Shattering of an American Family
||Alfred A. Knopf, © 1994
Alfred A. Knopf
201 East 50th
New York, New York, 10022
This is the story of Paul Ingram. Ingram had been a sheriff for
17 years, was the head of the local Republican party, was active in his
fundamental church, and spent time talking to children in schools about
the dangers of drug use. But despite his reputation as a solid
citizen, he was not only accused of raping two of his daughters several
years earlier, he was alleged to have been part of a satanic ring that met
in a barn and that had forced one daughter to kill 25 infants.
When the arresting officers first contacted Ingram and told him of the
allegations, he said that he wanted to "get to the bottom of this" and

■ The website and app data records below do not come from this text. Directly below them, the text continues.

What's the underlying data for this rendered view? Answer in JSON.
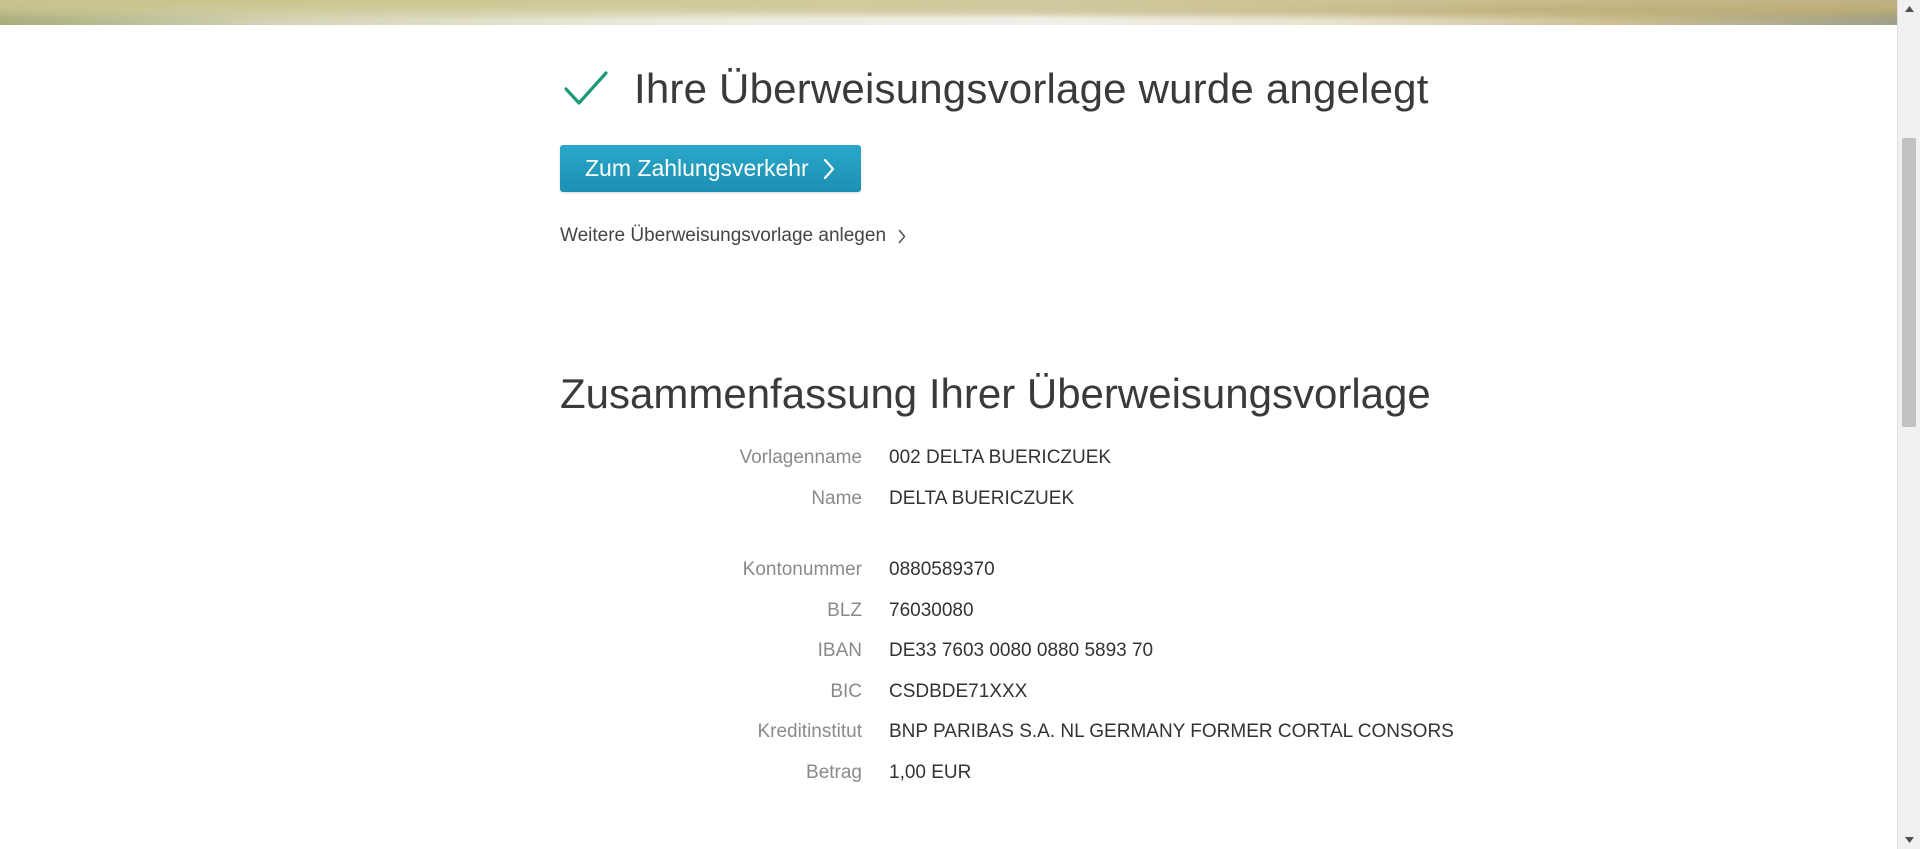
{
  "success": {
    "title": "Ihre Überweisungsvorlage wurde angelegt",
    "icon": "checkmark-icon",
    "icon_color": "#1a9a78"
  },
  "actions": {
    "primary_label": "Zum Zahlungsverkehr",
    "secondary_label": "Weitere Überweisungsvorlage anlegen"
  },
  "summary": {
    "title": "Zusammenfassung Ihrer Überweisungsvorlage",
    "rows": [
      {
        "label": "Vorlagenname",
        "value": "002 DELTA BUERICZUEK"
      },
      {
        "label": "Name",
        "value": "DELTA BUERICZUEK"
      },
      {
        "label": "Kontonummer",
        "value": "0880589370"
      },
      {
        "label": "BLZ",
        "value": "76030080"
      },
      {
        "label": "IBAN",
        "value": "DE33 7603 0080 0880 5893 70"
      },
      {
        "label": "BIC",
        "value": "CSDBDE71XXX"
      },
      {
        "label": "Kreditinstitut",
        "value": "BNP PARIBAS S.A. NL GERMANY FORMER CORTAL CONSORS"
      },
      {
        "label": "Betrag",
        "value": "1,00 EUR"
      }
    ]
  },
  "colors": {
    "accent": "#1d9cc0",
    "label": "#8a8a8a",
    "text": "#333333"
  }
}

asked to take a lie detector (which was never given). Although he
originally said that he could not remember molesting his daughters, he
added that if it did happen "we need to take care of it." He said he
just wanted to discover the truth and he talked to detectives without a
lawyer present. Several hours into the questioning, Ingram's
official statement was recorded. Ingram said that he believed that
the allegations did occur and that he probably did abuse his daughters,
even though he couldn't remember it. "I've repressed it."
The detectives provided him with details included in the girls'
allegations and assured him that, if he confessed, the memories would
return. Ingram went into a trance-like state and began describing
scenes of abuse. By the time the interview was over several hours
later, Ingram had confessed to multiple occasions of abusing both
daughters. As time passed and the interviews of Ingram and his
daughters continued, the allegations grew to include several other people
and to include ritual satanic abuse. By this time, Ingram's "memory" was
being aided by visualizations that the detectives and a local psychologist
encouraged, along with prayers and assurances from his pastor that God
would not allow for thoughts other than those that were true to come into
The investigation by the sheriff's department is a classic Keystone
Cops story of bungling, ineptitude, and panic. Two sheriff's
deputies were also arrested (one a child abuse expert) but were cleared
after 158 days in jail, and are now suing their department for false
arrest. Advice from Kenneth Lanning from the FBI was ignored.
Dr. Richard Ofshe, an expert on cults and mind-control, was hired by the
prosecution to see if the cult had used mind-control to keep Ingram from
remembering the cult's activities. But Ofshe concluded that Ingram's
returning memories were the result of the interrogation process and a
relaxation technique which was a form of self-hypnosis. He doubted
whether Ingram was guilty of anything other than being a highly
suggestible individual who went in and out of trance states and who was
very eager to please authorities. But Ofshe's opinions carried no
weight with the sheriff's department.
Paul Ingram pleaded guilty and was sentenced to 20 years imprisonment.
Since he pled guilty, his case was denied an appeal hearing by the
Washington Supreme Court. He is now a prison newspaper editor in
another state and has adapted to the prison routine.
Paul Ingram asked for a sentence because he "might" be a bad person.
The court, sheriff, and prosecuting attorney were only too glad to comply.
The detectives never considered the possibility that the source of the
memories was the investigation itself. It will never be known if
Ingram ever did anything to his daughters, but it was his lack of anger,
puzzled response, and readiness to accept that the allegations were true
even when he had no memories that convicted him.
Ingram lacked a competent and aggressive attorney, who would have noted and
attended to the numerous inconsistencies and difficulties in this case. He
hired a new attorney only after he was convicted. At the sentencing
hearing, one daughter said that her father should get the maximum sentence
because he was dangerous, and that the sheriff's department should be sued for
failure to supervise its own staff and that even the governor might be involved
in the cult. Only time will tell whether Ingram will be considered for
parole after 12 years.
I see several important lessons to be learned from the Ingram case: